The importance of clinical probability assessment in interpreting a normal D-dimer in patients with suspected pulmonary embolism.
Chest. 2008 Jul 18;
Authors: Gibson NS, Sohne M, Gerdes VE, Nijkeuter M, Buller HR

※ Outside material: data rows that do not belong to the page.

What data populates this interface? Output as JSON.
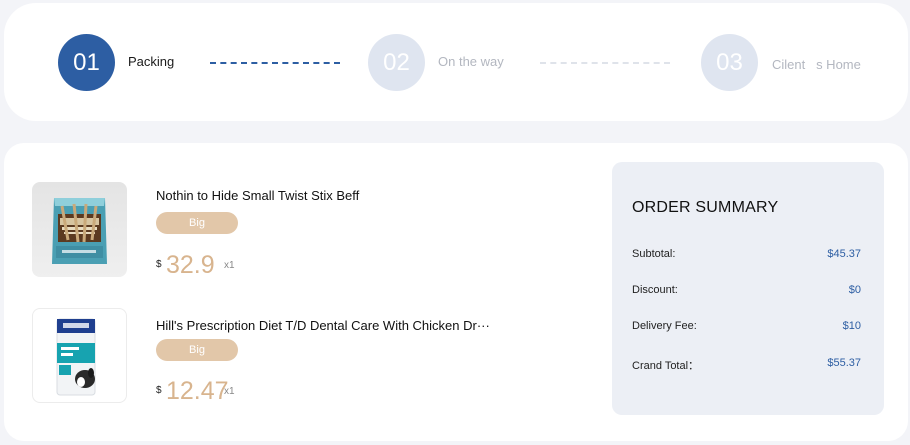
{
  "steps": [
    {
      "number": "01",
      "label": "Packing"
    },
    {
      "number": "02",
      "label": "On the way"
    },
    {
      "number": "03",
      "label": "Cilent   s Home"
    }
  ],
  "products": [
    {
      "name": "Nothin to Hide Small Twist Stix Beff",
      "tag": "Big",
      "currency": "$",
      "price": "32.9",
      "qty": "x1",
      "image": "beef-twist-stix-bag"
    },
    {
      "name": "Hill's Prescription Diet T/D Dental Care With Chicken Dr···",
      "tag": "Big",
      "currency": "$",
      "price": "12.47",
      "qty": "x1",
      "image": "dog-food-bag"
    }
  ],
  "summary": {
    "title": "ORDER SUMMARY",
    "rows": [
      {
        "label": "Subtotal:",
        "value": "$45.37"
      },
      {
        "label": "Discount:",
        "value": "$0"
      },
      {
        "label": "Delivery Fee:",
        "value": "$10"
      },
      {
        "label": "Crand Total：",
        "value": "$55.37"
      }
    ]
  },
  "colors": {
    "accent": "#2d5ea3",
    "price": "#d8b48e",
    "tag": "#e2c7a9",
    "summary_bg": "#eceff5"
  }
}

Background The measurement of the D-dimer concentration test is a widely applied test in the diagnostic work-up of patients with suspected pulmonary embolism. The objective of this study was to investigate how often the D-dimer test fails when clinical probability is not taken into account. Methods We used data collected in 1722 consecutive patients with clinically suspected PE to analyze the three months venous thromboembolism (VTE) rate in all patients with a normal D-dimer concentration and separately for patients with a normal D-dimer with an unlikely or likely clinical probability for pulmonary embolism, as assessed by the Wells clinical decision rule. Results The 3 month VTE rate in all patients with a normal D-dimer concentration (N=563) was 2.3% (95% CI: 1.4-3.9%). In the patients with an unlikely probability (N=477) VTE was confirmed in 1.1% of the patients with a normal D-dimer (95% CI: 0.4-2.4%). In those with a likely clinical probability (N=86) VTE was confirmed in 9.3% of the patients with a normal D-dimer (95% CI: 4.8-17.3%). The difference of the VTE incidence between the unlikely and the likely probability categories was significant (p<0.001). Conclusions Our findings indicate that it is of utmost importance to first examine the patient and assess the clinical probability after which the D-dimer result can be taken into account, in order to prevent that physicians will be influenced by a normal D-dimer test result when they evaluate the clinical probability. Patients with a likely clinical probability should undergo further testing, regardless the D-dimer outcome.
PMID: 18641091 [PubMed - as supplied by publisher]